For example, Capricorn is my ninth house so it’s trine my Ascendant, and I’ve got Jupiter and my Midheaven degree there. So, that suggests ninth house topics like higher education and spirituality are important to my sense of self, and there’s a sense of abundance and fertility in these areas thanks to Jupiter’s presence in Capricorn natally, and the smooth-flowing trine aspect – and indeed that all tracks very nicely for me.
Twelfth-parts aren’t the first thing I will go to in a chart (or even the second or third). Once I’m really familiar with a chart, however, it’s fun to look up a list of the twelfth-parts for each planet/angle and see if there are any repetitions or other interesting patterns.
I have found that twelfth-parts can also help explain some of the more idiosyncratic expressions of a particular sign. My husband is a Virgo rising, but his Ascendant degree is in the Sagittarius twelfth-part of Virgo, which helps explain why he doesn’t quite fit the typically Virgoan characteristics.

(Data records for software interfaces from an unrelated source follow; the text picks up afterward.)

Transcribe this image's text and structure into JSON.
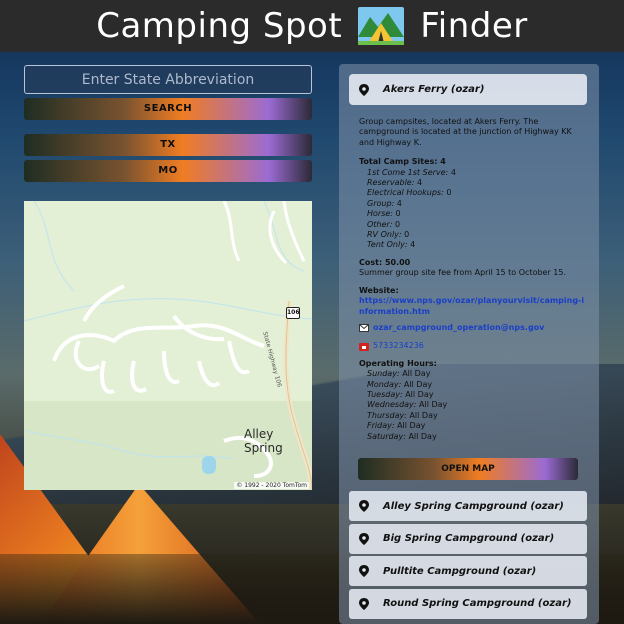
{
  "header": {
    "title_left": "Camping Spot",
    "title_right": "Finder",
    "icon": "tent-emoji-icon"
  },
  "search": {
    "placeholder": "Enter State Abbreviation",
    "button_label": "SEARCH"
  },
  "states": [
    "TX",
    "MO"
  ],
  "map": {
    "place_label": "Alley Spring",
    "road_label": "State Highway 106",
    "shield_label": "106",
    "copyright": "© 1992 - 2020 TomTom"
  },
  "selected": {
    "name": "Akers Ferry (ozar)",
    "description": "Group campsites, located at Akers Ferry. The campground is located at the junction of Highway KK and Highway K.",
    "total_sites_label": "Total Camp Sites: 4",
    "sites": [
      {
        "label": "1st Come 1st Serve:",
        "value": "4"
      },
      {
        "label": "Reservable:",
        "value": "4"
      },
      {
        "label": "Electrical Hookups:",
        "value": "0"
      },
      {
        "label": "Group:",
        "value": "4"
      },
      {
        "label": "Horse:",
        "value": "0"
      },
      {
        "label": "Other:",
        "value": "0"
      },
      {
        "label": "RV Only:",
        "value": "0"
      },
      {
        "label": "Tent Only:",
        "value": "4"
      }
    ],
    "cost_label": "Cost: 50.00",
    "cost_note": "Summer group site fee from April 15 to October 15.",
    "website_label": "Website:",
    "website_url": "https://www.nps.gov/ozar/planyourvisit/camping-information.htm",
    "email": "ozar_campground_operation@nps.gov",
    "phone": "5733234236",
    "hours_label": "Operating Hours:",
    "hours": [
      {
        "day": "Sunday:",
        "value": "All Day"
      },
      {
        "day": "Monday:",
        "value": "All Day"
      },
      {
        "day": "Tuesday:",
        "value": "All Day"
      },
      {
        "day": "Wednesday:",
        "value": "All Day"
      },
      {
        "day": "Thursday:",
        "value": "All Day"
      },
      {
        "day": "Friday:",
        "value": "All Day"
      },
      {
        "day": "Saturday:",
        "value": "All Day"
      }
    ],
    "open_map_label": "OPEN MAP"
  },
  "campgrounds": [
    "Alley Spring Campground (ozar)",
    "Big Spring Campground (ozar)",
    "Pulltite Campground (ozar)",
    "Round Spring Campground (ozar)"
  ]
}
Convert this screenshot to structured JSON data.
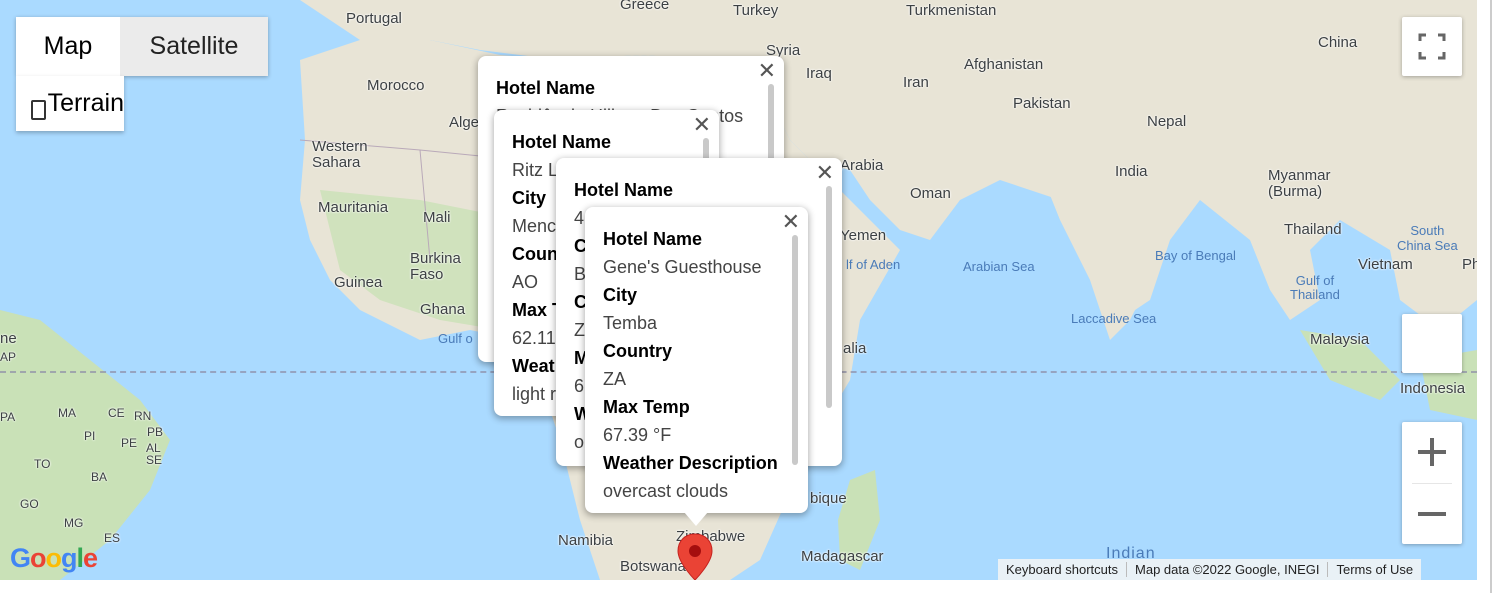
{
  "map_type_control": {
    "map_label": "Map",
    "satellite_label": "Satellite",
    "terrain_label": "Terrain",
    "terrain_checked": false,
    "active": "Map"
  },
  "place_labels": {
    "portugal": "Portugal",
    "greece": "Greece",
    "turkey": "Turkey",
    "turkmenistan": "Turkmenistan",
    "china": "China",
    "syria": "Syria",
    "iraq": "Iraq",
    "iran": "Iran",
    "afghanistan": "Afghanistan",
    "pakistan": "Pakistan",
    "nepal": "Nepal",
    "morocco": "Morocco",
    "algeria": "Alge",
    "western_sahara": "Western\nSahara",
    "mauritania": "Mauritania",
    "mali": "Mali",
    "burkina_faso": "Burkina\nFaso",
    "guinea": "Guinea",
    "ghana": "Ghana",
    "gulf_of_guinea": "Gulf o",
    "arabia": "Arabia",
    "oman": "Oman",
    "yemen": "Yemen",
    "gulf_of_aden": "lf of Aden",
    "arabian_sea": "Arabian Sea",
    "india": "India",
    "bay_of_bengal": "Bay of Bengal",
    "myanmar": "Myanmar\n(Burma)",
    "south_china_sea": "South\nChina Sea",
    "thailand": "Thailand",
    "vietnam": "Vietnam",
    "philippines_partial": "Ph",
    "gulf_of_thailand": "Gulf of\nThailand",
    "laccadive_sea": "Laccadive Sea",
    "malaysia": "Malaysia",
    "indonesia": "Indonesia",
    "somalia_partial": "alia",
    "mozambique_partial": "bique",
    "namibia": "Namibia",
    "zimbabwe": "Zimbabwe",
    "botswana": "Botswana",
    "madagascar": "Madagascar",
    "indian_ocean": "Indian",
    "brazil_states": [
      "MA",
      "CE",
      "RN",
      "PI",
      "PE",
      "PB",
      "AL",
      "SE",
      "TO",
      "BA",
      "GO",
      "MG",
      "ES",
      "PA",
      "AP",
      "ne"
    ]
  },
  "info_windows": [
    {
      "id": "iw1",
      "fields": [
        {
          "heading": "Hotel Name",
          "value": "Residência Hiliana Dos Santos"
        }
      ]
    },
    {
      "id": "iw2",
      "fields": [
        {
          "heading": "Hotel Name",
          "value": "Ritz L"
        },
        {
          "heading": "City",
          "value": "Menc"
        },
        {
          "heading": "Coun",
          "value": "AO"
        },
        {
          "heading": "Max T",
          "value": "62.11"
        },
        {
          "heading": "Weat",
          "value": "light r"
        }
      ]
    },
    {
      "id": "iw3",
      "fields": [
        {
          "heading": "Hotel Name",
          "value": "4"
        },
        {
          "heading": "C",
          "value": "B"
        },
        {
          "heading": "C",
          "value": "Z"
        },
        {
          "heading": "M",
          "value": "6"
        },
        {
          "heading": "W",
          "value": "o"
        }
      ]
    },
    {
      "id": "iw4",
      "fields": [
        {
          "heading": "Hotel Name",
          "value": "Gene's Guesthouse"
        },
        {
          "heading": "City",
          "value": "Temba"
        },
        {
          "heading": "Country",
          "value": "ZA"
        },
        {
          "heading": "Max Temp",
          "value": "67.39 °F"
        },
        {
          "heading": "Weather Description",
          "value": "overcast clouds"
        }
      ]
    }
  ],
  "iw3_extra": "s",
  "iw1_extra": "antos",
  "attribution": {
    "keyboard": "Keyboard shortcuts",
    "map_data": "Map data ©2022 Google, INEGI",
    "terms": "Terms of Use"
  },
  "logo": {
    "letters": [
      "G",
      "o",
      "o",
      "g",
      "l",
      "e"
    ],
    "colors": [
      "#4285f4",
      "#ea4335",
      "#fbbc05",
      "#4285f4",
      "#34a853",
      "#ea4335"
    ]
  },
  "colors": {
    "water": "#aadaff",
    "land": "#e8e4d6",
    "green": "#c9e1b7",
    "marker": "#ea4335"
  },
  "icons": {
    "fullscreen": "fullscreen-icon",
    "pegman": "pegman-icon",
    "zoom_in": "plus-icon",
    "zoom_out": "minus-icon",
    "close": "close-icon",
    "marker": "map-marker-icon"
  }
}
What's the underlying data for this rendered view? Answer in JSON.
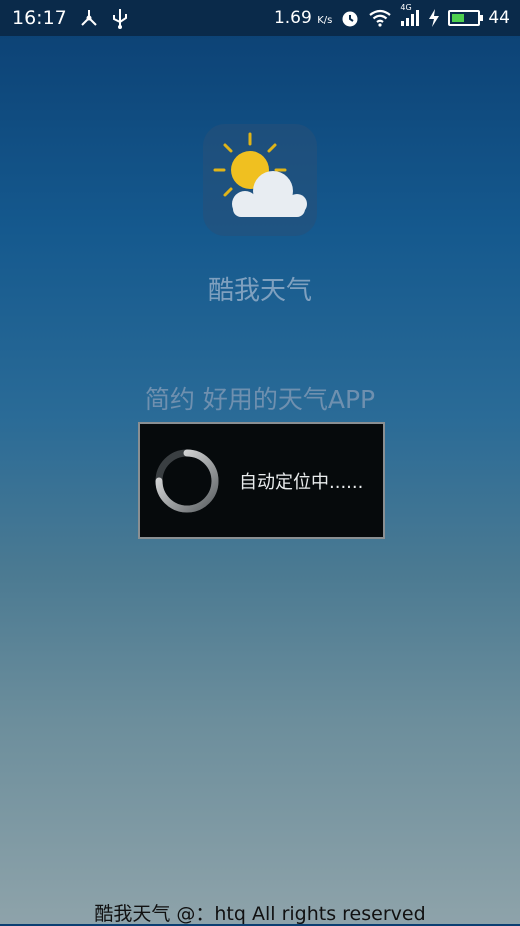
{
  "status_bar": {
    "time": "16:17",
    "network_speed": "1.69",
    "network_speed_unit": "K/s",
    "battery_level": "44",
    "network_type": "4G",
    "icons": [
      "share-icon",
      "usb-icon",
      "alarm-icon",
      "wifi-icon",
      "signal-icon",
      "charging-icon",
      "battery-icon"
    ]
  },
  "splash": {
    "app_name": "酷我天气",
    "slogan": "简约 好用的天气APP",
    "footer": "酷我天气 @：htq All rights reserved",
    "icon": "weather-sun-cloud-icon"
  },
  "dialog": {
    "message": "自动定位中......",
    "icon": "loading-spinner-icon"
  },
  "colors": {
    "status_bar_bg": "#0a2a4a",
    "sun": "#f0c020",
    "cloud": "#e8edf2",
    "dialog_bg": "#060a0c",
    "battery_fill": "#4fd04f"
  }
}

And as we were workshopping his comic about twelfth-parts, he literally came up with this – Virgo-Sagittarius – as an example of a weird twelfth-part combo without realizing that this was literally him.
I also like using twelfth-parts with twin charts. Because twelfth-parts span only 2.5 degrees, and because the Ascendant degree moves so fast (about one degree every four minutes), even twins who are born only a few minutes apart will usually have Ascendant degrees in different twelfth-parts. This can give some better nuance to charts that are almost totally the same otherwise.
I also find it a useful exercise to think of the planets in signs in a slightly different way, and it helps explain why there are so many different ways that a particular sign can be expressed (all the other chart factors notwithstanding). What does it mean to have a Scorpio-Gemini Ascendant, versus a Scorpio-Aquarius Ascendant? How about a Leo-Libra Sun, or an Aries-Pisces Moon?
I have also used twelfth-parts in rectification work as one of my final checks, once I have the birth time pinned down to a narrow range. Because the twelfth-part of the Ascendant can provide some additional insight into the nature of the person, once I’m reasonably sure of a person’s rising sign, I’ll use twelfth-parts to double check the exact degree position.
Finally, I want to note that in Jyotish, dwadasamsas relate to the parents and are one of a number of different subdivisions used in that tradition. I can’t speak to the difference between interpretation of dwadasamsas and twelfth-parts as I know very little about Vedic astrology. However, the technique seems to be used quite differently between the different traditions.
So, there you have it: twelfth-parts are the same thing as dwadasamsas. Who knew? (Not me, until yesterday – much to my chagrin.)
If you’re curious to learn more about how twelfth-parts work in your chart, book a consultation with me.